App and web page records
━━━━━━━━━━━━━━━━━━━━

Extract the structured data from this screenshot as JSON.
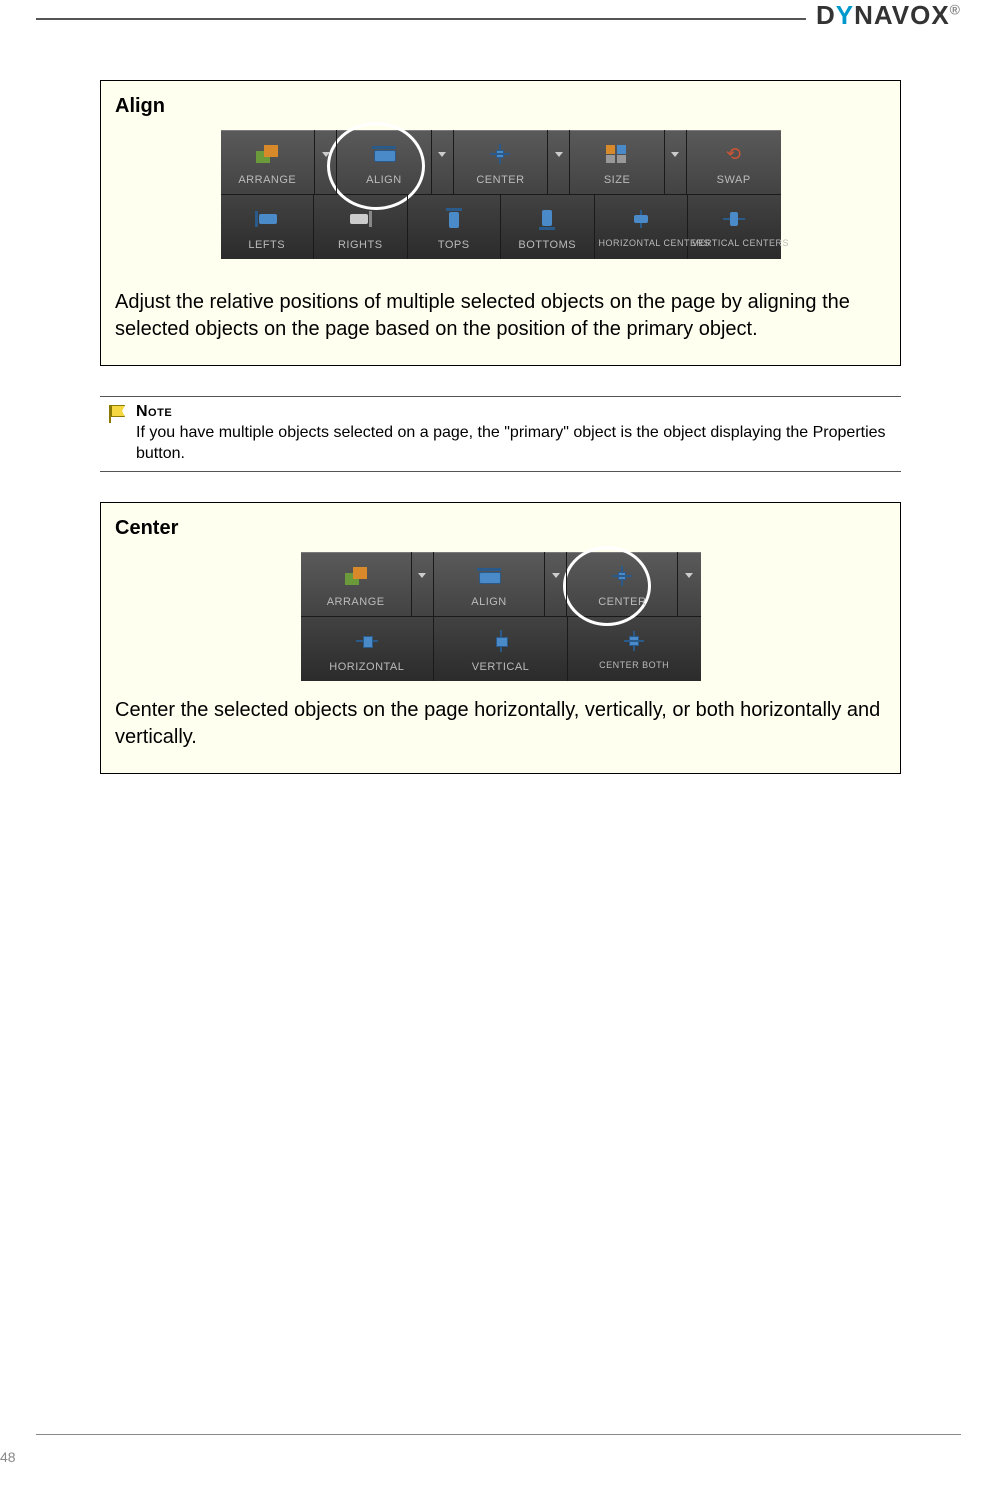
{
  "brand": {
    "pre": "D",
    "accent": "Y",
    "post": "NAVOX"
  },
  "page_number": "48",
  "align_section": {
    "title": "Align",
    "description": "Adjust the relative positions of multiple selected objects on the page by aligning the selected objects on the page based on the position of the primary object.",
    "top_row": [
      "ARRANGE",
      "ALIGN",
      "CENTER",
      "SIZE",
      "SWAP"
    ],
    "bottom_row": [
      "LEFTS",
      "RIGHTS",
      "TOPS",
      "BOTTOMS",
      "HORIZONTAL CENTERS",
      "VERTICAL CENTERS"
    ]
  },
  "note": {
    "title": "Note",
    "body": "If you have multiple objects selected on a page, the \"primary\" object is the object displaying the Properties button."
  },
  "center_section": {
    "title": "Center",
    "description": "Center the selected objects on the page horizontally, vertically, or both horizontally and vertically.",
    "top_row": [
      "ARRANGE",
      "ALIGN",
      "CENTER"
    ],
    "bottom_row": [
      "HORIZONTAL",
      "VERTICAL",
      "CENTER BOTH"
    ]
  }
}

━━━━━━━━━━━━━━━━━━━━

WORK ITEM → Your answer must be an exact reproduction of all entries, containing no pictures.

SOLUTION FOR THIS TASK →
Extract the structured data from this screenshot as JSON.
{
  "brand": {
    "pre": "D",
    "accent": "Y",
    "post": "NAVOX"
  },
  "page_number": "48",
  "align_section": {
    "title": "Align",
    "description": "Adjust the relative positions of multiple selected objects on the page by aligning the selected objects on the page based on the position of the primary object.",
    "top_row": [
      "ARRANGE",
      "ALIGN",
      "CENTER",
      "SIZE",
      "SWAP"
    ],
    "bottom_row": [
      "LEFTS",
      "RIGHTS",
      "TOPS",
      "BOTTOMS",
      "HORIZONTAL CENTERS",
      "VERTICAL CENTERS"
    ]
  },
  "note": {
    "title": "Note",
    "body": "If you have multiple objects selected on a page, the \"primary\" object is the object displaying the Properties button."
  },
  "center_section": {
    "title": "Center",
    "description": "Center the selected objects on the page horizontally, vertically, or both horizontally and vertically.",
    "top_row": [
      "ARRANGE",
      "ALIGN",
      "CENTER"
    ],
    "bottom_row": [
      "HORIZONTAL",
      "VERTICAL",
      "CENTER BOTH"
    ]
  }
}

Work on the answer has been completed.